◆ Problem statement: Set down a faithful copy of every record, and skip the pictures in it.
Record excerpts START
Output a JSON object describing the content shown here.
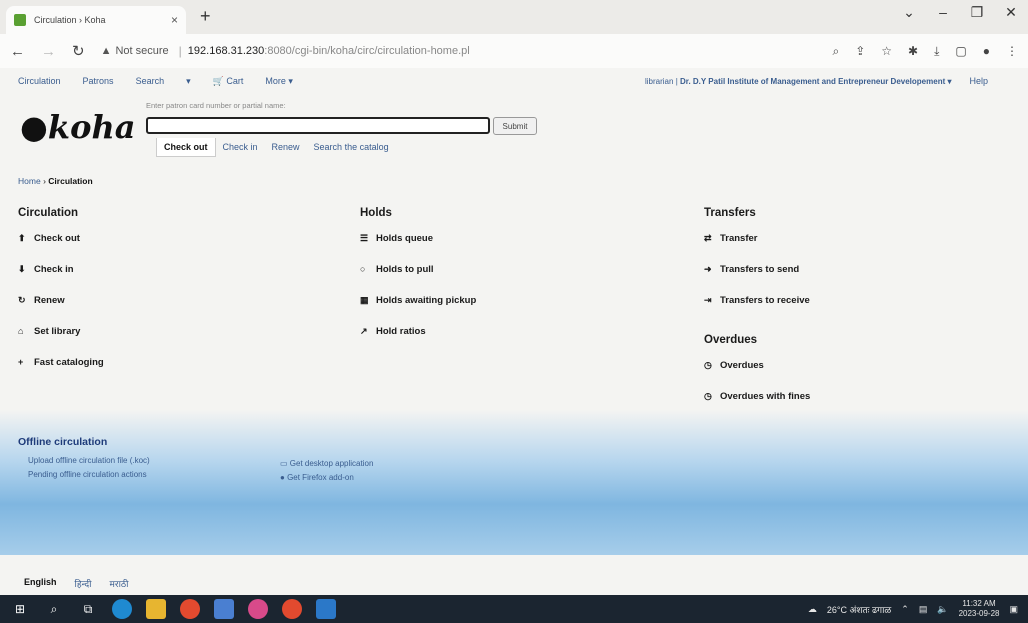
{
  "browser": {
    "tab_title": "Circulation › Koha",
    "tab_close": "×",
    "new_tab": "+",
    "security_label": "Not secure",
    "url_host": "192.168.31.230",
    "url_rest": ":8080/cgi-bin/koha/circ/circulation-home.pl",
    "window_controls": [
      "⌄",
      "–",
      "❐",
      "✕"
    ]
  },
  "koha_nav": {
    "items": [
      "Circulation",
      "Patrons",
      "Search",
      "▾",
      "🛒 Cart",
      "More ▾"
    ],
    "user": "librarian",
    "separator": "|",
    "library": "Dr. D.Y Patil Institute of Management and Entrepreneur Developement ▾",
    "help": "Help"
  },
  "logo": "koha",
  "search": {
    "hint": "Enter patron card number or partial name:",
    "submit": "Submit",
    "tabs": [
      "Check out",
      "Check in",
      "Renew",
      "Search the catalog"
    ]
  },
  "breadcrumb": {
    "home": "Home",
    "sep": "›",
    "current": "Circulation"
  },
  "columns": {
    "circulation": {
      "title": "Circulation",
      "items": [
        {
          "icon": "⬆",
          "label": "Check out"
        },
        {
          "icon": "⬇",
          "label": "Check in"
        },
        {
          "icon": "↻",
          "label": "Renew"
        },
        {
          "icon": "⌂",
          "label": "Set library"
        },
        {
          "icon": "+",
          "label": "Fast cataloging"
        }
      ]
    },
    "holds": {
      "title": "Holds",
      "items": [
        {
          "icon": "☰",
          "label": "Holds queue"
        },
        {
          "icon": "○",
          "label": "Holds to pull"
        },
        {
          "icon": "▦",
          "label": "Holds awaiting pickup"
        },
        {
          "icon": "↗",
          "label": "Hold ratios"
        }
      ]
    },
    "transfers": {
      "title": "Transfers",
      "items": [
        {
          "icon": "⇄",
          "label": "Transfer"
        },
        {
          "icon": "➜",
          "label": "Transfers to send"
        },
        {
          "icon": "⇥",
          "label": "Transfers to receive"
        }
      ]
    },
    "overdues": {
      "title": "Overdues",
      "items": [
        {
          "icon": "◷",
          "label": "Overdues"
        },
        {
          "icon": "◷",
          "label": "Overdues with fines"
        }
      ]
    }
  },
  "offline": {
    "title": "Offline circulation",
    "links_left": [
      "Upload offline circulation file (.koc)",
      "Pending offline circulation actions"
    ],
    "links_right": [
      "Get desktop application",
      "Get Firefox add-on"
    ]
  },
  "languages": {
    "current": "English",
    "others": [
      "हिन्दी",
      "मराठी"
    ]
  },
  "taskbar": {
    "weather": "26°C अंशतः ढगाळ",
    "time": "11:32 AM",
    "date": "2023-09-28"
  }
}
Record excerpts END
◆ Result of this exercise:
Output a JSON object describing the content shown here.
{
  "browser": {
    "tab_title": "Circulation › Koha",
    "tab_close": "×",
    "new_tab": "+",
    "security_label": "Not secure",
    "url_host": "192.168.31.230",
    "url_rest": ":8080/cgi-bin/koha/circ/circulation-home.pl",
    "window_controls": [
      "⌄",
      "–",
      "❐",
      "✕"
    ]
  },
  "koha_nav": {
    "items": [
      "Circulation",
      "Patrons",
      "Search",
      "▾",
      "🛒 Cart",
      "More ▾"
    ],
    "user": "librarian",
    "separator": "|",
    "library": "Dr. D.Y Patil Institute of Management and Entrepreneur Developement ▾",
    "help": "Help"
  },
  "logo": "koha",
  "search": {
    "hint": "Enter patron card number or partial name:",
    "submit": "Submit",
    "tabs": [
      "Check out",
      "Check in",
      "Renew",
      "Search the catalog"
    ]
  },
  "breadcrumb": {
    "home": "Home",
    "sep": "›",
    "current": "Circulation"
  },
  "columns": {
    "circulation": {
      "title": "Circulation",
      "items": [
        {
          "icon": "⬆",
          "label": "Check out"
        },
        {
          "icon": "⬇",
          "label": "Check in"
        },
        {
          "icon": "↻",
          "label": "Renew"
        },
        {
          "icon": "⌂",
          "label": "Set library"
        },
        {
          "icon": "+",
          "label": "Fast cataloging"
        }
      ]
    },
    "holds": {
      "title": "Holds",
      "items": [
        {
          "icon": "☰",
          "label": "Holds queue"
        },
        {
          "icon": "○",
          "label": "Holds to pull"
        },
        {
          "icon": "▦",
          "label": "Holds awaiting pickup"
        },
        {
          "icon": "↗",
          "label": "Hold ratios"
        }
      ]
    },
    "transfers": {
      "title": "Transfers",
      "items": [
        {
          "icon": "⇄",
          "label": "Transfer"
        },
        {
          "icon": "➜",
          "label": "Transfers to send"
        },
        {
          "icon": "⇥",
          "label": "Transfers to receive"
        }
      ]
    },
    "overdues": {
      "title": "Overdues",
      "items": [
        {
          "icon": "◷",
          "label": "Overdues"
        },
        {
          "icon": "◷",
          "label": "Overdues with fines"
        }
      ]
    }
  },
  "offline": {
    "title": "Offline circulation",
    "links_left": [
      "Upload offline circulation file (.koc)",
      "Pending offline circulation actions"
    ],
    "links_right": [
      "Get desktop application",
      "Get Firefox add-on"
    ]
  },
  "languages": {
    "current": "English",
    "others": [
      "हिन्दी",
      "मराठी"
    ]
  },
  "taskbar": {
    "weather": "26°C अंशतः ढगाळ",
    "time": "11:32 AM",
    "date": "2023-09-28"
  }
}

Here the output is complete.